Judson Blackman, son of businessman David Blackman who owned the store across the street, started construction on this brick home in 1861, but it was not completed until after the Civil War. The brick for the house was made on family-owned property at Huttonsville, WV (now the prison property), and the wood used was cut and milled on the same property. Lorenzo Dow Strader bought the house from his father-in-law shortly after marrying the youngest Blackman daughter, Mariah. Later they added on to the house on the north side.
The tailor shop of a Mr. Keesy was originally located on the corner of this property, but the building was destroyed during the Civil War. Strader, a lawyer by profession, built the small brick building still standing for use as his law office. It originally had a fan glass door, two windows, and a fireplace, but was later converted into a garage.

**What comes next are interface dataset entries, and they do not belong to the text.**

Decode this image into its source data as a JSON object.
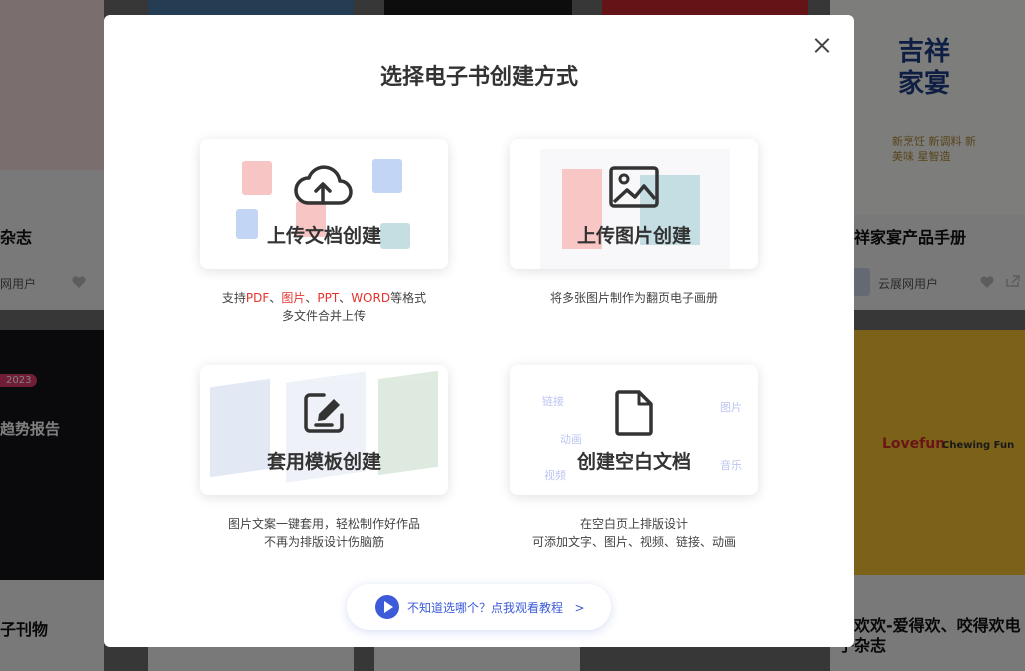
{
  "background": {
    "cards": [
      {
        "title": "杂志",
        "user": "网用户"
      },
      {
        "title": "祥家宴产品手册",
        "user": "云展网用户"
      },
      {
        "title": "子刊物",
        "user": ""
      },
      {
        "title": "苏欢欢-爱得欢、咬得欢电子杂志",
        "user": ""
      },
      {
        "brand_line1": "吉祥",
        "brand_line2": "家宴",
        "brand_sub": "新烹饪 新调料 新美味 星智造"
      },
      {
        "badge": "2023",
        "banner": "趋势报告"
      },
      {
        "brand": "Lovefun",
        "brand2": "Chewing Fun"
      }
    ]
  },
  "modal": {
    "title": "选择电子书创建方式",
    "options": [
      {
        "label": "上传文档创建",
        "icon": "cloud-upload-icon",
        "desc_parts": [
          "支持",
          "PDF",
          "、",
          "图片",
          "、",
          "PPT",
          "、",
          "WORD",
          "等格式"
        ],
        "desc_line2": "多文件合并上传"
      },
      {
        "label": "上传图片创建",
        "icon": "image-icon",
        "desc_line1": "将多张图片制作为翻页电子画册"
      },
      {
        "label": "套用模板创建",
        "icon": "edit-icon",
        "desc_line1": "图片文案一键套用，轻松制作好作品",
        "desc_line2": "不再为排版设计伤脑筋"
      },
      {
        "label": "创建空白文档",
        "icon": "blank-file-icon",
        "deco": [
          "链接",
          "动画",
          "视频",
          "图片",
          "音乐"
        ],
        "desc_line1": "在空白页上排版设计",
        "desc_line2": "可添加文字、图片、视频、链接、动画"
      }
    ],
    "help_text": "不知道选哪个？点我观看教程",
    "help_arrow": ">"
  },
  "colors": {
    "accent": "#3d5bd8",
    "highlight": "#e5322d",
    "overlay": "rgba(0,0,0,0.5)"
  }
}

Judson Blackman stipulated in his will that the eldest daughter in each generation shall inherit this property. The home remains in the hands of the Strader descendants.
This two-story brick house is an example of Greek Revival style with Italianate detailing. It has a standing seam metal hip roof with scroll brackets on a deep cornice. The entrance door has Doric columns with sidelights and a flat transom. The windows are a 6/1 design.